TASK DESCRIPTION:
Report back every line in the data that includes the string "выполнения".

SUPPLIED RECORDS:

####

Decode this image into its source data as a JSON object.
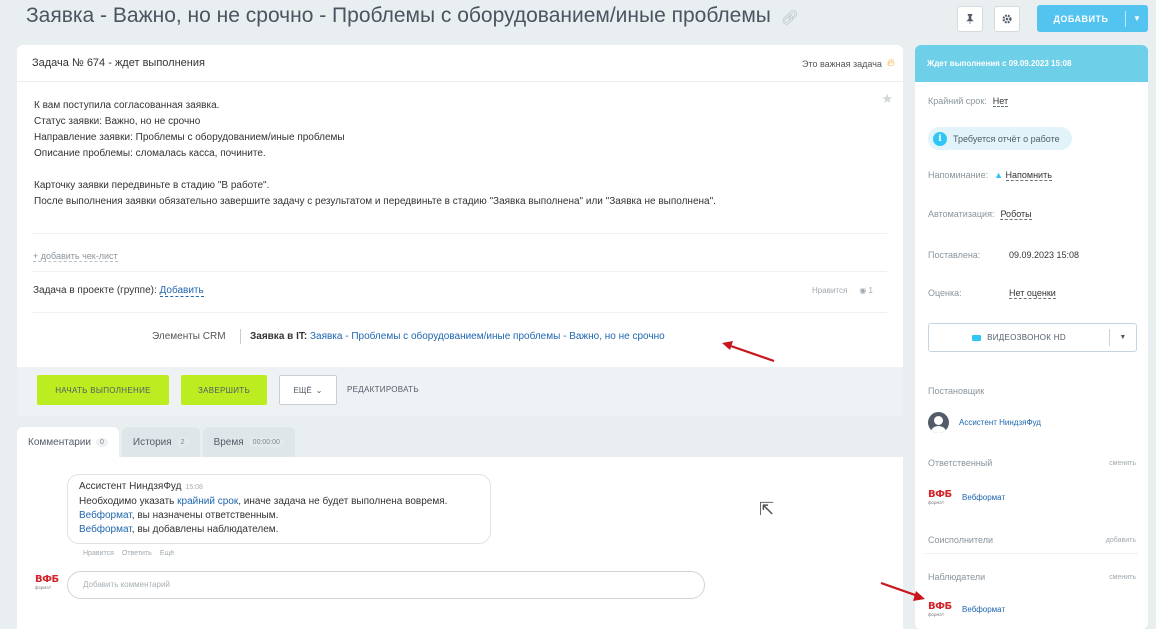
{
  "header": {
    "title": "Заявка - Важно, но не срочно - Проблемы с оборудованием/иные проблемы",
    "add_label": "ДОБАВИТЬ"
  },
  "task": {
    "number_status": "Задача № 674 - ждет выполнения",
    "important_label": "Это важная задача",
    "description": [
      "К вам поступила согласованная заявка.",
      "Статус заявки: Важно, но не срочно",
      "Направление заявки: Проблемы  с оборудованием/иные проблемы",
      "Описание проблемы: сломалась касса, почините.",
      "",
      "Карточку заявки передвиньте в стадию \"В работе\".",
      "После выполнения заявки обязательно завершите задачу с результатом и передвиньте в стадию \"Заявка выполнена\" или \"Заявка не выполнена\"."
    ],
    "add_checklist": "+ добавить чек-лист",
    "project_label": "Задача в проекте (группе):",
    "project_link": "Добавить",
    "like_label": "Нравится",
    "views": "1",
    "crm_label": "Элементы CRM",
    "crm_type": "Заявка в IT:",
    "crm_link": "Заявка - Проблемы с оборудованием/иные проблемы - Важно, но не срочно",
    "buttons": {
      "start": "НАЧАТЬ ВЫПОЛНЕНИЕ",
      "finish": "ЗАВЕРШИТЬ",
      "more": "ЕЩЁ",
      "edit": "РЕДАКТИРОВАТЬ"
    }
  },
  "tabs": [
    {
      "label": "Комментарии",
      "count": "0"
    },
    {
      "label": "История",
      "count": "2"
    },
    {
      "label": "Время",
      "count": "00:00:00"
    }
  ],
  "comment": {
    "author": "Ассистент НиндзяФуд",
    "time": "15:08",
    "line1_pre": "Необходимо указать ",
    "line1_link": "крайний срок",
    "line1_post": ", иначе задача не будет выполнена вовремя.",
    "line2_link": "Вебформат",
    "line2_post": ", вы назначены ответственным.",
    "line3_link": "Вебформат",
    "line3_post": ", вы добавлены наблюдателем.",
    "actions": [
      "Нравится",
      "Ответить",
      "Ещё"
    ],
    "input_placeholder": "Добавить комментарий"
  },
  "sidebar": {
    "status": "Ждет выполнения с 09.09.2023 15:08",
    "deadline_label": "Крайний срок:",
    "deadline_value": "Нет",
    "report_pill": "Требуется отчёт о работе",
    "reminder_label": "Напоминание:",
    "reminder_value": "Напомнить",
    "automation_label": "Автоматизация:",
    "automation_value": "Роботы",
    "created_label": "Поставлена:",
    "created_value": "09.09.2023 15:08",
    "rating_label": "Оценка:",
    "rating_value": "Нет оценки",
    "video_label": "ВИДЕОЗВОНОК HD",
    "creator_label": "Постановщик",
    "creator_name": "Ассистент НиндзяФуд",
    "responsible_label": "Ответственный",
    "change_label": "сменить",
    "responsible_name": "Вебформат",
    "co_label": "Соисполнители",
    "add_label": "добавить",
    "observers_label": "Наблюдатели",
    "observer_name": "Вебформат"
  },
  "avatar_brand": {
    "big": "ВФБ",
    "small": "формат"
  },
  "colors": {
    "accent": "#bbed21",
    "status": "#6ecfe8",
    "link": "#2067b0",
    "arrow": "#c8161d"
  }
}
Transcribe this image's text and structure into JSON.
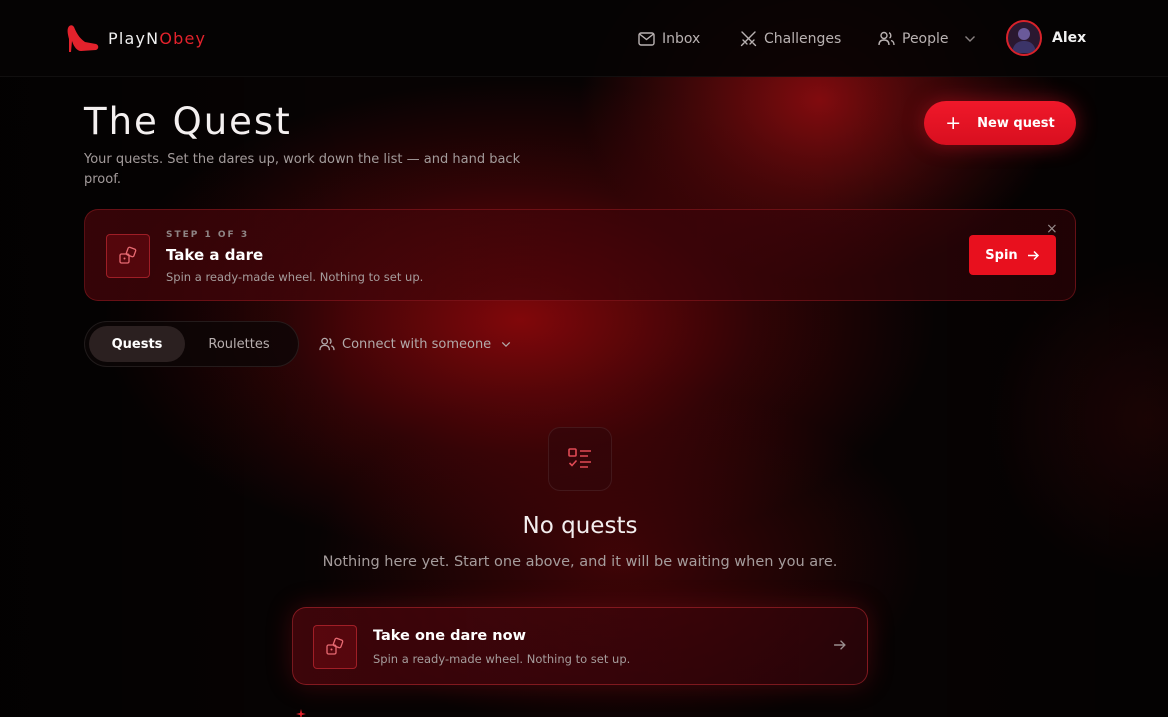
{
  "brand": {
    "name_part1": "PlayN",
    "name_part2": "Obey",
    "accent_color": "#e3222c"
  },
  "nav": {
    "inbox": {
      "label": "Inbox",
      "icon": "mail-icon"
    },
    "challenges": {
      "label": "Challenges",
      "icon": "crossed-swords-icon"
    },
    "people": {
      "label": "People",
      "icon": "users-icon"
    }
  },
  "user": {
    "name": "Alex"
  },
  "hero": {
    "title": "The Quest",
    "subtitle": "Your quests. Set the dares up, work down the list — and hand back proof.",
    "new_quest_label": "New quest"
  },
  "step_card": {
    "step_label": "STEP 1 OF 3",
    "title": "Take a dare",
    "description": "Spin a ready-made wheel. Nothing to set up.",
    "button_label": "Spin",
    "close_symbol": "×"
  },
  "tabs": [
    {
      "label": "Quests",
      "active": true
    },
    {
      "label": "Roulettes",
      "active": false
    }
  ],
  "connect": {
    "label": "Connect with someone"
  },
  "empty_state": {
    "title": "No quests",
    "description": "Nothing here yet. Start one above, and it will be waiting when you are."
  },
  "dare_card": {
    "title": "Take one dare now",
    "description": "Spin a ready-made wheel. Nothing to set up."
  },
  "colors": {
    "primary_red": "#e8101e",
    "background": "#060303"
  }
}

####

SOLUTION FOR THIS TASK:
    "number_status": "Задача № 674 - ждет выполнения",
      "После выполнения заявки обязательно завершите задачу с результатом и передвиньте в стадию \"Заявка выполнена\" или \"Заявка не выполнена\"."
    "status": "Ждет выполнения с 09.09.2023 15:08",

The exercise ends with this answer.